This past week we were focusing on instruction. We started by skimming two of my favorite Carol Ann Tomlinson articles on differentiation. (Instructor hope: they will read more when they have time.)

Then came the videos. We watched five bits of video on instruction as discussion fodder, and to think about just what instruction is. (I've been thinking a lot about this lately, too, spurred on by Dave Coffey as he thinks about renaming the instruction phase on the cycle.)

Week 10 Agenda

Objective: TLW synthesize thoughts and observations on instruction.

15 Skim Differentiation Articles

  • "Grading and Differentiation: Paradox or Good Practice," Carol Ann Tomlinson, Theory Into Practice, 44(3), 262-269
  • "Reconcilable Differences? Standards-Based Teaching and Differentiation," Carol Ann Tomlinson,  Educational Leadership, September 2000

60 Instruction: watch (or watch parts)
The famous geometry lesson from The Teaching Gap. I always feel bad showing it, because it is awful, but the teacher seems like a nice fellow that I would like, and very well intentioned.  
The first five minutes is plenty, although there is a spectacular bit in minutes 37 and 38 where he tries to give a hint.

Preservice teachers noticed a lot of things that they wanted to avoid, but also acknowledged how familiar this looks. And recognized this in their own practices.
One of the many excellent videos available from Annenberg's  Teachers responded positively to this video, found things to emulate, and particularly like his connections and his use of manipulatives.

Fisher and Frey are the authors (or popularizers) of the Gradual Release of Responsibility framework, which is very constructive.The TA response to this video was surprising to me. They like a lot of the lesson design and teacher practice here, especially the thought behind the poster project, but found the teacher off-putting and disengaging. Possibly because she's mellow? (Definitely be interested in your thoughts in the comments.)

Caution: not sure of what to warn you, but watch out. OK? You've been warned.

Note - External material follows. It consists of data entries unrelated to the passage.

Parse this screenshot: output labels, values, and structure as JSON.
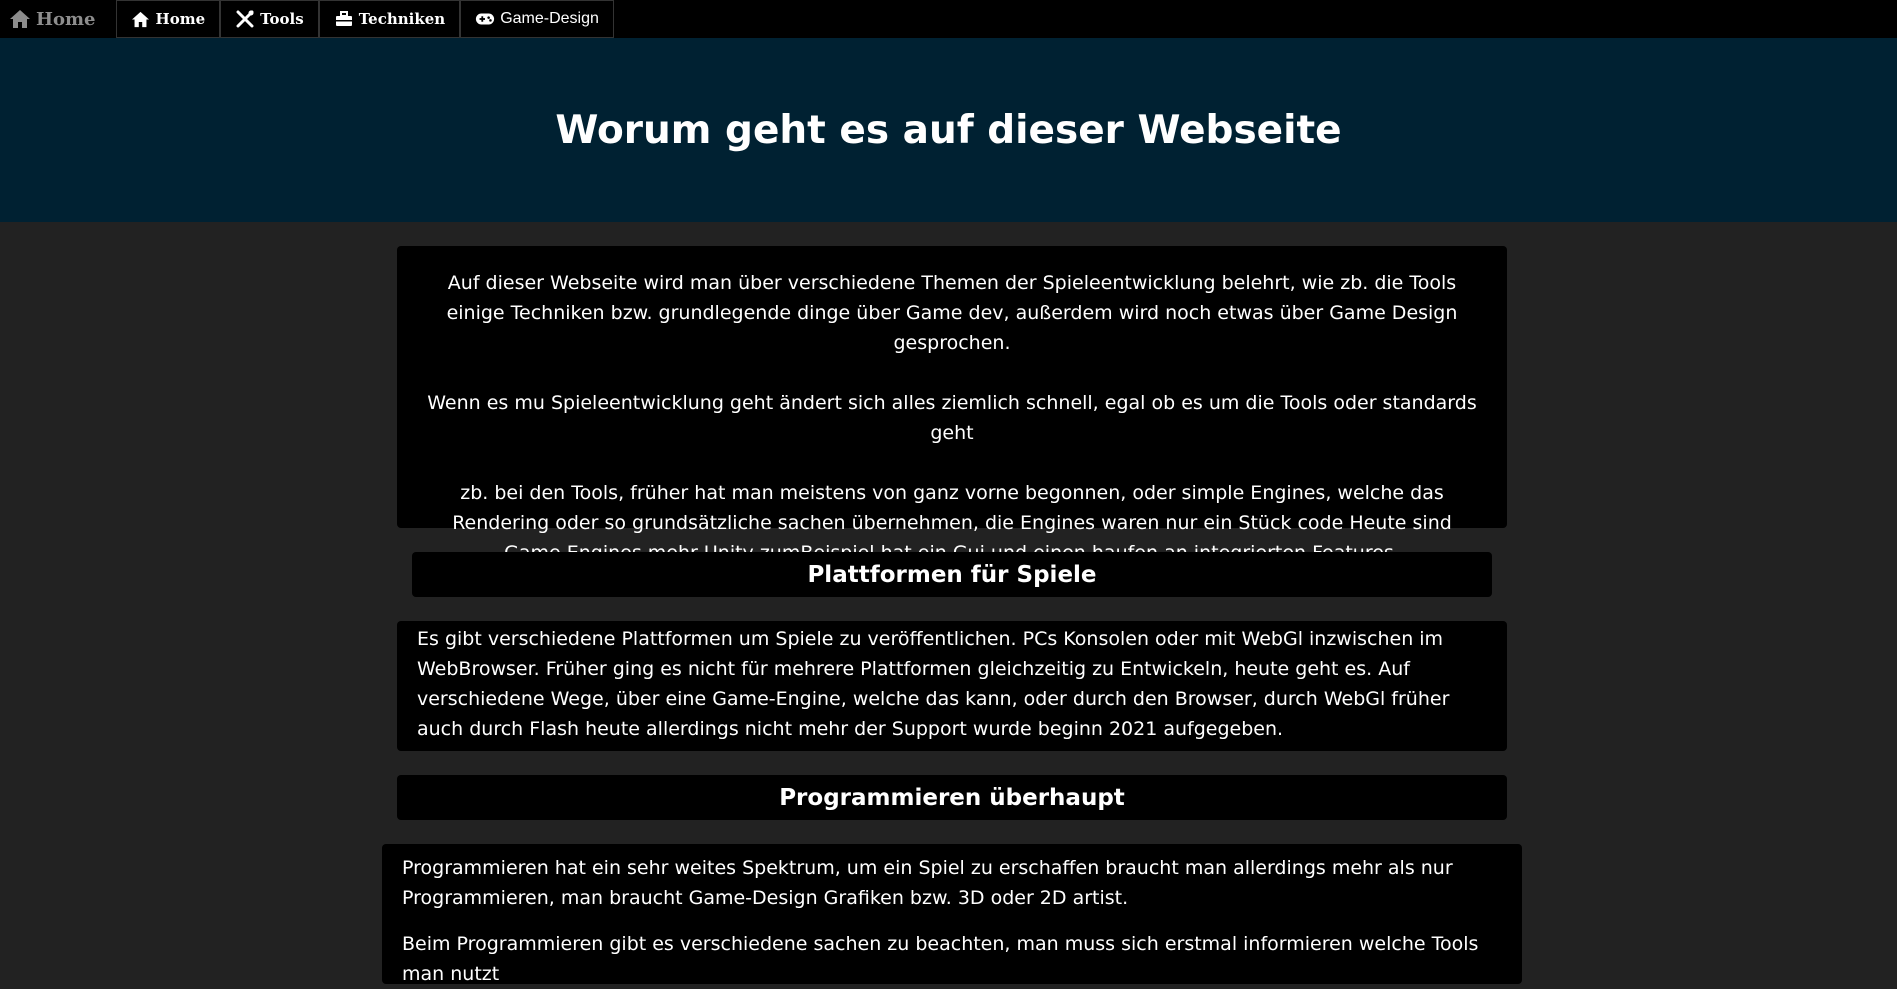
{
  "nav": {
    "brand": "Home",
    "items": [
      {
        "label": "Home",
        "icon": "home-icon"
      },
      {
        "label": "Tools",
        "icon": "tools-icon"
      },
      {
        "label": "Techniken",
        "icon": "toolbox-icon"
      },
      {
        "label": "Game-Design",
        "icon": "gamepad-icon"
      }
    ]
  },
  "hero": {
    "title": "Worum geht es auf dieser Webseite"
  },
  "intro": {
    "p1": "Auf dieser Webseite wird man über verschiedene Themen der Spieleentwicklung belehrt, wie zb. die Tools einige Techniken bzw. grundlegende dinge über Game dev, außerdem wird noch etwas über Game Design gesprochen.",
    "p2": "Wenn es mu Spieleentwicklung geht ändert sich alles ziemlich schnell, egal ob es um die Tools oder standards geht",
    "p3": "zb. bei den Tools, früher hat man meistens von ganz vorne begonnen, oder simple Engines, welche das Rendering oder so grundsätzliche sachen übernehmen, die Engines waren nur ein Stück code Heute sind Game Engines mehr Unity zumBeispiel hat ein Gui und einen haufen an integrierten Features."
  },
  "platforms": {
    "heading": "Plattformen für Spiele",
    "text": "Es gibt verschiedene Plattformen um Spiele zu veröffentlichen. PCs Konsolen oder mit WebGl inzwischen im WebBrowser. Früher ging es nicht für mehrere Plattformen gleichzeitig zu Entwickeln, heute geht es. Auf verschiedene Wege, über eine Game-Engine, welche das kann, oder durch den Browser, durch WebGl früher auch durch Flash heute allerdings nicht mehr der Support wurde beginn 2021 aufgegeben."
  },
  "programming": {
    "heading": "Programmieren überhaupt",
    "p1": "Programmieren hat ein sehr weites Spektrum, um ein Spiel zu erschaffen braucht man allerdings mehr als nur Programmieren, man braucht Game-Design Grafiken bzw. 3D oder 2D artist.",
    "p2": "Beim Programmieren gibt es verschiedene sachen zu beachten, man muss sich erstmal informieren welche Tools man nutzt"
  },
  "colors": {
    "nav_bg": "#000000",
    "hero_bg": "#002132",
    "page_bg": "#222222",
    "box_bg": "#000000"
  }
}
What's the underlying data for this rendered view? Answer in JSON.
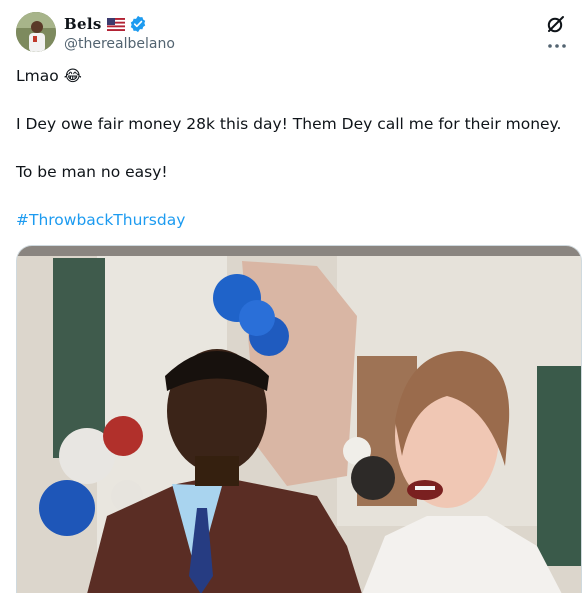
{
  "user": {
    "display_name": "Bels",
    "handle": "@therealbelano",
    "flag_icon": "us-flag-icon",
    "verified_icon": "verified-badge-icon"
  },
  "header_actions": {
    "grok_icon": "grok-icon",
    "more_icon": "more-options-icon"
  },
  "tweet": {
    "line1_text": "Lmao ",
    "line1_emoji": "😂",
    "line2": "I Dey owe fair money 28k this day! Them Dey call me for their money.",
    "line3": "To be man no easy!",
    "hashtag": "#ThrowbackThursday"
  },
  "colors": {
    "text": "#0f1419",
    "secondary": "#536471",
    "link": "#1d9bf0",
    "verified": "#1d9bf0"
  }
}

Wow! This evokes a huge reaction from any audience. I admire it for being the logical extreme of the direction in which they are going. PST are torn between the "obvious engagement" of the students and the obvious fact that they're being trained "like dogs." Interesting because they see many things that they like but it's in a context that they hate. And an excellent point for discussing the difference betweeen obedience and engagement.

This came the closest to how the students thought of themselves as teachers. They liked the way she used manipulatives and made connections to multiple representations, but also thought about the transition away from the manipulative.

The discussion was really cooking. But I had wanted to do a sample 3 act lesson also... they were really synthesizing, making connections... keep with the discussion.

OMITTED: 30 3-Act: A ticket to ride

During the discussion one of the TAs mentioned the idea of "well, I wouldn't want to be that teacher, but..." which prompted me asking them that about all the teachers.  After we had discussed a lot, I asked them to try and make a whole class concept map for instruction. Guided by the question, how can these radically different things we watched all fall under the category 'instruction'  In particular, I asked them to think about criteria that we used to evaluate instruction, features that we use to describe instruction, beliefs and questions they have about it. This is what they assembled: (click for full size)

5 Class Concerns (That's when we discuss what's to do the following week and clear up any remaining questions.) I asked for some quick, informal feedback from them about the lesson, and the mean and median were 4 fingers (out of 5) for usefulness.


  1. There's lots for me to learn in the Fisher & Frey video. That teacher is SO CLEAR. There are hardly any extra words. I suppose that might be what your students find 'disengaging' - there's nothing of herself coming through in that video, nor does she engage with the learners as 'whole people'. The focus is purely on mathematical instruction and learning.

    For me, periods of working in this way have a valuable place, and I could get better at it. If it's the only kind of communication going down in a class, learners could find it alienating.

  2. That's more of what my reaction was to her, and why I was so surprised by the TA reaction. I like how well you characterize it, though. Thanks!

  3. Just for comparison, here's an example of Whole Brain Teaching that's a little less intense:

    From my perspective this is a great way to include more movement and kinesthetic learning in the classroom, not to mention help students follow the directions and information being given, and an easy way to assess if the kids are with the teacher or not.